In a matter of months, COVID-19 has wreaked havoc across the state of the world’s political, social, and economic climate.
Oil prices are plummeting, local currencies are devalued, and travel bans, community quarantines, and other government restrictions have had a severe impact on trade, tourism, and capital flows.
In fact, some analysts believe that this may be the deepest global recession in history, inflicting damage surpassing even that which was brought about by previous such crises.
IThe 11-year bull market has taken a free-fall in this short few months. The stock market index of the 30 largest companies in the US—otherwise known as the Dow Jones Industrial Average—dropped by 20% in just 20 trading days, making it the “fastest bear-market plunge in history.”
In this original article by Validus Capital, a P2P lending platform offering business financing solutions to SMEs, hear their insights on how should investors react to these macroeconomic changes?
How Should Investors React?
In the span of just a few months, an 11-year bull market has taken a free-fall. The stock market index of the 30 largest companies in the US—otherwise known as the Dow Jones Industrial Average—dropped by 20% in just 20 trading days, making it the “fastest bear-market plunge in history.”

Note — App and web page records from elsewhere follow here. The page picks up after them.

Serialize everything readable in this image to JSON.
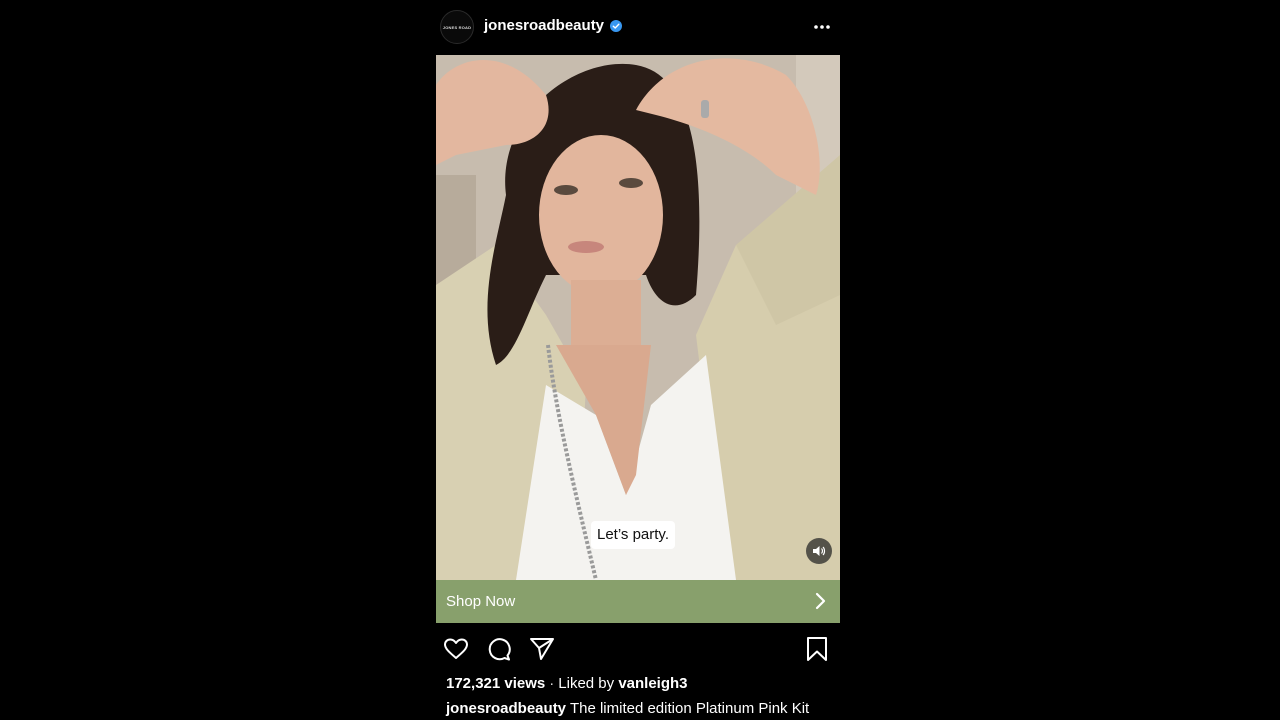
{
  "post": {
    "avatar_text": "JONES ROAD",
    "username": "jonesroadbeauty",
    "verified": true,
    "more_icon": "more-horizontal-icon"
  },
  "media": {
    "overlay_caption": "Let’s party.",
    "audio_icon": "speaker-icon"
  },
  "cta": {
    "label": "Shop Now",
    "icon": "chevron-right-icon",
    "color": "#88a06c"
  },
  "actions": {
    "like_icon": "heart-icon",
    "comment_icon": "comment-icon",
    "share_icon": "send-icon",
    "save_icon": "bookmark-icon"
  },
  "stats": {
    "views": "172,321 views",
    "separator": "·",
    "liked_by_prefix": "Liked by",
    "liked_by_user": "vanleigh3"
  },
  "caption": {
    "username": "jonesroadbeauty",
    "text": "The limited edition Platinum Pink Kit"
  },
  "colors": {
    "background": "#000000",
    "verified_badge": "#3897f0",
    "text": "#ffffff"
  }
}
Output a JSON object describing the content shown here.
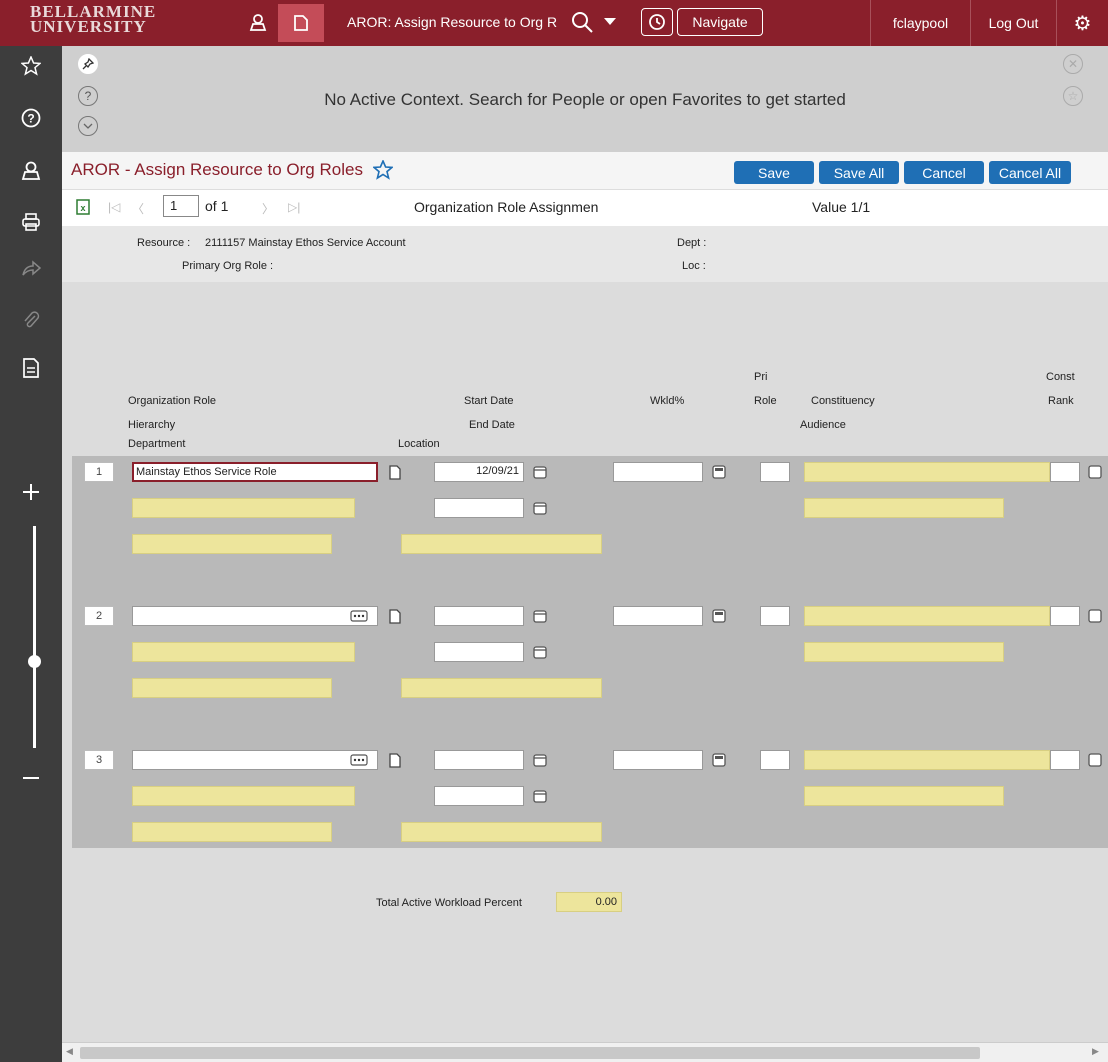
{
  "topbar": {
    "logo_line1": "BELLARMINE",
    "logo_line2": "UNIVERSITY",
    "form_title": "AROR: Assign Resource to Org R",
    "navigate_label": "Navigate",
    "username": "fclaypool",
    "logout_label": "Log Out",
    "brand_color": "#8a1f2b"
  },
  "context": {
    "message": "No Active Context. Search for People or open Favorites to get started"
  },
  "form": {
    "title": "AROR - Assign Resource to Org Roles",
    "buttons": {
      "save": "Save",
      "save_all": "Save All",
      "cancel": "Cancel",
      "cancel_all": "Cancel All"
    },
    "record_page": "1",
    "record_of": "of 1",
    "record_title": "Organization Role Assignmen",
    "record_value": "Value 1/1"
  },
  "header": {
    "resource_label": "Resource :",
    "resource_value": "2111157 Mainstay Ethos Service Account",
    "primary_org_role_label": "Primary Org Role :",
    "dept_label": "Dept :",
    "loc_label": "Loc :"
  },
  "columns": {
    "org_role": "Organization Role",
    "hierarchy": "Hierarchy",
    "department": "Department",
    "location": "Location",
    "start_date": "Start Date",
    "end_date": "End Date",
    "wkld": "Wkld%",
    "pri": "Pri",
    "role": "Role",
    "constituency": "Constituency",
    "audience": "Audience",
    "const": "Const",
    "rank": "Rank"
  },
  "rows": [
    {
      "num": "1",
      "org_role": "Mainstay Ethos Service Role",
      "start_date": "12/09/21"
    },
    {
      "num": "2",
      "org_role": "",
      "start_date": ""
    },
    {
      "num": "3",
      "org_role": "",
      "start_date": ""
    }
  ],
  "footer": {
    "total_label": "Total Active Workload Percent",
    "total_value": "0.00"
  }
}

Emotionally, individuals feel losses twice as strongly as they do with gains. As investors and high net worth individuals (HNWIs) witness their investment values plummet, a knee-jerk reaction would be to seek liquidity by holding cash. However, taking a balanced approach towards investing and seeking instruments that net positive returns through in-built loss-mitigation features is one strategy investors have employed.
When selecting investments, it is crucial to remember that past performance is not indicative of future results. COVID-19’s effect on the economy is significantly different from past economic crises. Instead, it’s a company’s ability to withstand economic downturns that will dictate investability.
Diversification Is Key
Diversification is also becoming a prominent strategy among investors and HNWIs in light of COVID-19. A diversified portfolio can minimise the risk of loss, provide stable returns, and offer resilience during economic downturns.
While it’s impossible to predict how assets will perform under any given scenario, putting your eggs in several baskets will allow you to take a risk-adjusted approach – balancing returns with potential losses.
One alternative asset class that has been gaining traction in the past few years is SME direct lending via peer-to-peer (P2P) platforms.
P2P loans are a relatively new type of investment where investors can lend money to borrowers – usually individuals or SMEs – through a P2P lending platform.
This provides a new avenue for borrowers to obtain credit, and at a much faster rate than they might receive from a bank or a grant. P2P loans have very short loan tenures, low initial cash outlay and default rates, and comparatively high returns.
Typical financial assets that deal in short-term loans, such as money market instruments, can provide annualised returns of 2% to 3%.
Whereas P2P lending can provide 7% to 12% – and as these investments are essentially debts, investors can expect repayments as agreed on the loan terms.
But one of the most appealing parts of P2P lending (especially during this period of uncertainty), is that it has no correlation to stock and bond markets, and therefore can perform consistently even amidst the pandemic.
Nikhilesh Goel from P2P lending platform Validus Capital said: “In maintaining our portfolio performance, we continue to focus on key opportunities in Corporate Vendor Financing (CVF) and Invoice Financing products across sectors.”
“Our current portfolio has minimal concentration within sectors that are directly impacted by COVID-19, and where present, we have built-in safeguards by being linked to B2B scenarios and government entities for whom our borrowers are providing essential services to,” Nikhilesh added.
For more information on P2P lending, visit Validus.